  1. Ron Bell Says:
    April 28th, 2010 at 6:32 am

    You are mistaken. There is a federal law allowing first-time hires to the federal government to negotiate higher leave categories based on experience in the private sector. My wife just got hired by DHS and was given 8 hours of annual leave a pay period. Her boss had to write a memo requesting it. But it was approved.

  2. Elaine Says:
    June 18th, 2010 at 9:47 am

    One can negotiate annual leave when entering Federal service. It’s called Creditable Service for Annual Leave Accrual for Non-Federal Work Experience and Experience in the Uniformed Service

    http://main.opm.gov/oca/leave/html/CreditableService-forAnnualLeaveAccrual.asp

  3. Moose Says:
    July 21st, 2010 at 5:32 pm

    h. Prior non-Federal Service or Active Duty Uniformed Service that otherwise would not be creditable. Section 6303(e) of title 5, United States Code, as amended by section 202(a) of the Federal Workforce Flexibility Act of 2004 (Pub. Law 108-411 dated October 30, 2004), permits a newly appointed or reappointed employee to receive credit for prior non-Federal service or active duty uniformed service that otherwise would not be creditable. Credit granted under this provision can only be applied upon appointment or reappointment (following a break in service of as least 90 calendar days from the last period of Federal civilian employment) to a position on or after April 28, 2005. An employee has no entitlement to such credit.
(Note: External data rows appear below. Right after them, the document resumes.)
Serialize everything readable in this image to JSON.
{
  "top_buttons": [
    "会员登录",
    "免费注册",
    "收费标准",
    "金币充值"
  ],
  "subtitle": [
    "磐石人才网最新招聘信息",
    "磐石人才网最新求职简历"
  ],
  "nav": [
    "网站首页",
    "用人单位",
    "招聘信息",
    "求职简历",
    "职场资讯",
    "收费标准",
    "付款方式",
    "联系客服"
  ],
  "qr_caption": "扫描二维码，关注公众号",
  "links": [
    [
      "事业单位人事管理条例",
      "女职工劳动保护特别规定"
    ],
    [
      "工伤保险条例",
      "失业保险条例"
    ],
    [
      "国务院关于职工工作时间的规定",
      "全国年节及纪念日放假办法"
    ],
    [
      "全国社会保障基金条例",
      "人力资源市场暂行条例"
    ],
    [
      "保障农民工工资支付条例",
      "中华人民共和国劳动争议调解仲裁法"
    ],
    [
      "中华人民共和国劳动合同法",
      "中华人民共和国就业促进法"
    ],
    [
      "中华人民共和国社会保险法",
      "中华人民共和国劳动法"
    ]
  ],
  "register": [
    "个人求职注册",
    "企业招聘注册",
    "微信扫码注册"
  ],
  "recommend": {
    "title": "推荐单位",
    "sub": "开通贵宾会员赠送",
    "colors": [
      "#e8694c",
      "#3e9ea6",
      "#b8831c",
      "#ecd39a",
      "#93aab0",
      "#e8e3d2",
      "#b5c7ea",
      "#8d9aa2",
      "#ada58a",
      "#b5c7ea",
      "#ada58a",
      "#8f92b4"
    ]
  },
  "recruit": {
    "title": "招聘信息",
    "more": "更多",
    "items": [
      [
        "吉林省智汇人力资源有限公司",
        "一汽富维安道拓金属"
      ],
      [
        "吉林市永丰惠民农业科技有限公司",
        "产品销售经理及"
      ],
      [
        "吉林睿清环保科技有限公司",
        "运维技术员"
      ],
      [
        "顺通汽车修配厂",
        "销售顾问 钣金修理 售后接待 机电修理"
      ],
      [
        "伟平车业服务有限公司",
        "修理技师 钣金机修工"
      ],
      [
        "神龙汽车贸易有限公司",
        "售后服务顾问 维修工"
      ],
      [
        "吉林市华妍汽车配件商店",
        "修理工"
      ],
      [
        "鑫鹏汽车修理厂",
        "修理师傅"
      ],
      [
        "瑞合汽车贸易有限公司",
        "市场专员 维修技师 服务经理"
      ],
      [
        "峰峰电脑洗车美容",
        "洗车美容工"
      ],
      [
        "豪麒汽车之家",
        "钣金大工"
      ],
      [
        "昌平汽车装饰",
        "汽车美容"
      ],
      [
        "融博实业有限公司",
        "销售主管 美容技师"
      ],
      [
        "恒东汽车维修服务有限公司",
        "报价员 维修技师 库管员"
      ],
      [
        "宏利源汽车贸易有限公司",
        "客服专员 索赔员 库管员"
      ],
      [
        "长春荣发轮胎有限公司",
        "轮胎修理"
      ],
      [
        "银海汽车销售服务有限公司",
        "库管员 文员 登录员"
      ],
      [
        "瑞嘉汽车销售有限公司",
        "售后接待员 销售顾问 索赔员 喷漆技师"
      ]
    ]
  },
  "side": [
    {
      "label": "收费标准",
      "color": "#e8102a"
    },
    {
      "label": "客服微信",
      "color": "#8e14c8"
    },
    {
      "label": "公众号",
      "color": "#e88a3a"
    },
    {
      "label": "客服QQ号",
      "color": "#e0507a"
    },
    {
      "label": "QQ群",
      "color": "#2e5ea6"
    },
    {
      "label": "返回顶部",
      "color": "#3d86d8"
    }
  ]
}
The head of the agency or designee must determine that the skills and experience the employee possess were acquired through performance in a non-Federal or active duty uniformed service position having duties which directly relate to the duties of the position to which appointed and are necessary to achieve an important agency mission or performance goal, determine what constitutes acceptable written documentation for non-Federal service (an employee must provide written documentation from the uniformed services to receive credit for honorable active duty uniformed service), and approve such prior to the effective date of the employee’s entry on duty. The amount of service credit that may be granted is at the sole and exclusive discretion of the head of the agency or designee; however, the amount of service credited may not exceed the actual amount of service during which duties directly related to the position for which being appointed were performed. Document such service credit on the SF-144A or an agency equivalent form used in lieu of the SF-144A. Such credit is granted in terms of years and months, and the exact number of years and months of credit granted is recorded in Part I, Column B, of the SF-144A. See Table 6-1 for appropriate remarks.
    (http://www.opm.gov/oca/compmemo/2005/2005-07.asp).